Finish time -- 1:45:13
Average pace -- 8:02
Overall place -- 141/1236
Age division place -- 11/58
Barry and I ran our first ever trail half-marathon at the Great Race of Agoura Hills. It was a hybrid trail/road race that seriously tested my endurance on hills.
We got up at the crack of dawn and printed out instructions on the race website. The race people advocated arriving early to park and pick up bibs (if you opted for race day pickup). We got to Agoura soon after 6am and found a parking spot at Ralph's on the corner of Thousand Oaks/Kanan then headed over to Chumash Park to grab my shirt and bib. Good thing we arrived early because we had to walk back to the lot to put stuff away. No equipment drop-off available for this race. We trekked back up Thousand Oaks Blvd to the start of the race... on a random residential street above the park.
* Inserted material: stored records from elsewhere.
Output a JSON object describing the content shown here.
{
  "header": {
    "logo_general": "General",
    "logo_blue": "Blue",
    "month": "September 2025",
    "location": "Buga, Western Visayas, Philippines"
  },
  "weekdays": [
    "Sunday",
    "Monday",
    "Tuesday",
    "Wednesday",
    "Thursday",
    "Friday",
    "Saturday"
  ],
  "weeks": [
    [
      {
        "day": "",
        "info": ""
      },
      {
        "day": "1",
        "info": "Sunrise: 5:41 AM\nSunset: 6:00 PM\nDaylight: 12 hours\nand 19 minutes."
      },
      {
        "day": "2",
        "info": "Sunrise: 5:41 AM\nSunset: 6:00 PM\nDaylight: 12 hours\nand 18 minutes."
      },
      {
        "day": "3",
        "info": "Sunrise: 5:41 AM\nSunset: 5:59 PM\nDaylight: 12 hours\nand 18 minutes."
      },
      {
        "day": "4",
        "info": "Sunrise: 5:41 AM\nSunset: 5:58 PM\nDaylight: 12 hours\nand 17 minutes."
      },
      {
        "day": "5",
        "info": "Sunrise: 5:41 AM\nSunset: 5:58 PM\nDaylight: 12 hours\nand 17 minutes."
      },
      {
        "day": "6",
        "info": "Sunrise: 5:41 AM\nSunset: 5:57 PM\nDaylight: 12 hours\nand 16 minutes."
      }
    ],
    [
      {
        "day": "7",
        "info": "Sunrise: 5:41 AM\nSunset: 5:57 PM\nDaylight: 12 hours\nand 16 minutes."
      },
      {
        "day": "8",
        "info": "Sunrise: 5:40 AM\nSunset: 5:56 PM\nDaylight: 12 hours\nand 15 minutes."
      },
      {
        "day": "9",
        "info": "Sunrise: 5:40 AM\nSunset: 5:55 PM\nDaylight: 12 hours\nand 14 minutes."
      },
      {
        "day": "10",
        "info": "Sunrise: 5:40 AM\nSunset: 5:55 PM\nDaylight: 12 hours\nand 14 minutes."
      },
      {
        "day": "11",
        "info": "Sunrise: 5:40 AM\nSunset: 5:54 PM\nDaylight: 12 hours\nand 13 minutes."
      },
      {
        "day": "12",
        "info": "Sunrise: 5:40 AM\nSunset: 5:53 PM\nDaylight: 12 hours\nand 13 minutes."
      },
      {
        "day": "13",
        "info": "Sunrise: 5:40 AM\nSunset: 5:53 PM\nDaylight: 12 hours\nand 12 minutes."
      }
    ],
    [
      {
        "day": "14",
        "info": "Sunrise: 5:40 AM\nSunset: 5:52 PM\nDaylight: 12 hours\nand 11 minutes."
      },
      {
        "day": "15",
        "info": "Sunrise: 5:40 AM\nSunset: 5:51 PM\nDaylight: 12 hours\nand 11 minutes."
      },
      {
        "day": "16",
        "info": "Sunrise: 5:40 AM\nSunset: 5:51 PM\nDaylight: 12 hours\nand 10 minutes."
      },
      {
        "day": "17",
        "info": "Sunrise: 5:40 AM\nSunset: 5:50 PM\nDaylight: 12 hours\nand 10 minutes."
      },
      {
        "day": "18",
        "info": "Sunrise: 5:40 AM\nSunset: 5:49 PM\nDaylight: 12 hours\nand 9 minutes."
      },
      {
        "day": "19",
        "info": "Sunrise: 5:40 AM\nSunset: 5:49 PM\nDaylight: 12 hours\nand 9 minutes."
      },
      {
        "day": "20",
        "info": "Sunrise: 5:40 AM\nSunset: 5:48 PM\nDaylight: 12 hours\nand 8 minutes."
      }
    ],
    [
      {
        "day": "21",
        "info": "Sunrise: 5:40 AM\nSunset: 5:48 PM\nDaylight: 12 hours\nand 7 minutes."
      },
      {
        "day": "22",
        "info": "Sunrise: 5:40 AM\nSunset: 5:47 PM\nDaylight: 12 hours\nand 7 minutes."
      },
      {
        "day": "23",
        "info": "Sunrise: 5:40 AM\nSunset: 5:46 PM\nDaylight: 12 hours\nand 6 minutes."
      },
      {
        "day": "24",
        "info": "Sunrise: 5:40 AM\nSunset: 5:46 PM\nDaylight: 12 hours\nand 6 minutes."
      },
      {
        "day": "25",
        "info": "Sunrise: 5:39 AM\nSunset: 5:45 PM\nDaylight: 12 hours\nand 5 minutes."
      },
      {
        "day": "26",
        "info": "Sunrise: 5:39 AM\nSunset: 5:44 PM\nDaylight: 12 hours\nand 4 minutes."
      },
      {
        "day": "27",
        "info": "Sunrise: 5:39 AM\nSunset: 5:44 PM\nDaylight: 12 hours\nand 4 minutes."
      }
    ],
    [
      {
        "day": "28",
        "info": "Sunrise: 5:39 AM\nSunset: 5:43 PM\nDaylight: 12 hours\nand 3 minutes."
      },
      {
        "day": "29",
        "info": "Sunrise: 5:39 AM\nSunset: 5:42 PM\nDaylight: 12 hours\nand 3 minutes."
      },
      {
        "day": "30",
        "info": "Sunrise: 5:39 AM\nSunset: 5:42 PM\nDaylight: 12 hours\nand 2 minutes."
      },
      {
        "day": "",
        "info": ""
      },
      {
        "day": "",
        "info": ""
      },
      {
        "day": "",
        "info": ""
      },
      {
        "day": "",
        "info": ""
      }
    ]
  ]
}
What a crazy starting line. I imagine the residents on the street probably don't appreciate having thousands of runners trample their lawns and pee on the sides of the their houses while waiting for air horns to signal the start of the race. On the plus side, the narrow street kept everyone tightly contained behind the giant balloon arch. All those bodies close together easily increased the temperature in the mass by about 10 degrees -- good thing, because it's freezing in those hills at dawn... when you're in shorts... and a tank top. I climbed to the top of the hill with enough time to stretch my calves and shoulders before the race suddenly started.
Clearly, other runners hadn't budgeted their time well because I could see orange bibs climbing the hill to the starting line as I was already racing down, trying to break out of the pack. I guess with chip times, it really doesn't matter. The downhill start propelled a lot of folks to a quick pace and the mass began breaking up near the first mile marker. Aside from the cold, things were smooth for the first three miles. Horse ranch here, houses there... easy.
The course eventually wound its way into the Santa Monica Mountains recreation area and Chesebro Trail at around mile 3. The trail initially starts out fairly wide and flat for a mile or so. Then, kaplow! -- gullies, rocks, and mud puddles are thrown into the mix, in addition to a much narrower trail (2-people wide with an ever so gradual ascent).
For all the obstacles that runners must navigate, the course itself is pretty danged cool. If you're easily moved, the feeling of running in the hills with wilderness all around on a Saturday morning is reason enough to make you all misty eyed. Or wait, maybe that was just sweat and dust getting in my eye. The trail is impressive -- a few challenging climbs, tall grasses, bright sunshine.
I was starting to get into a nice rhythm and could just about forgive the rocks and gullies that nearlycaused me to eat it twice on the trail when I saw the hill from hell. On its slope I could trace the line of tiny shirts and shorts trudging up to the summit. I can't lie, this is when I thought I was going to lose it and either cry or stop completely. Runners passed me by like crazy and my legs felt heavy. I knew I was moving, but it felt like I wasn't advancing. I caved in and walked for about 25 yards up the steepest portion before kicking it into gear again.
Once I hit the top and began the descent, I began tearing shit up to make up for the time I lost climbing the hill. I grabbed a bottle of water at the station and zoomed downhill. Too fast, almost. The good thing about having a little paunch is that it provides me additional weight in front to make descents go by even faster. But at one point, I felt myself feeling I would tumble head over heels as my legs were unable to keep up with the inertia from my upper body. I slammed on the brakes just a bit and slowed down enough to prevent myself from taking a spill.
Oh yeah, there's a section of trail after the downhill where you run through some pretty thick sand. As if you haven't gone through plenty of obstacles already.
There's a second hill (are you kidding me?!) close to the end of the trail where I started to feel cramping in my legs. At the top, there was a guy spraying folks with anti-cramp/cooling spray but he must not have seen me, because I didn't get any of that shit.
The final three miles of the run are back on mostly downhill residential streets. As soon as you exit the trail, there's water, electrolytes and Clif energy gel blocks. I didn't grab a block cuz I thought it was a giant bowl of grapes. I had an electrolyte drink boost and enjoyed the last few miles being out of the sun trying to move as fast as I could to go for a fast finish.
I finished about 5 minutes slower than usual, which I understand is typical for this race. Hey, I'll take it. The reward at the end was a massive post-race party with tons of freebies, pancakes and El Pollo Loco. Challenging course? Yes, but the event is well-run and the limited race field meant minimal dodging and weaving on the course.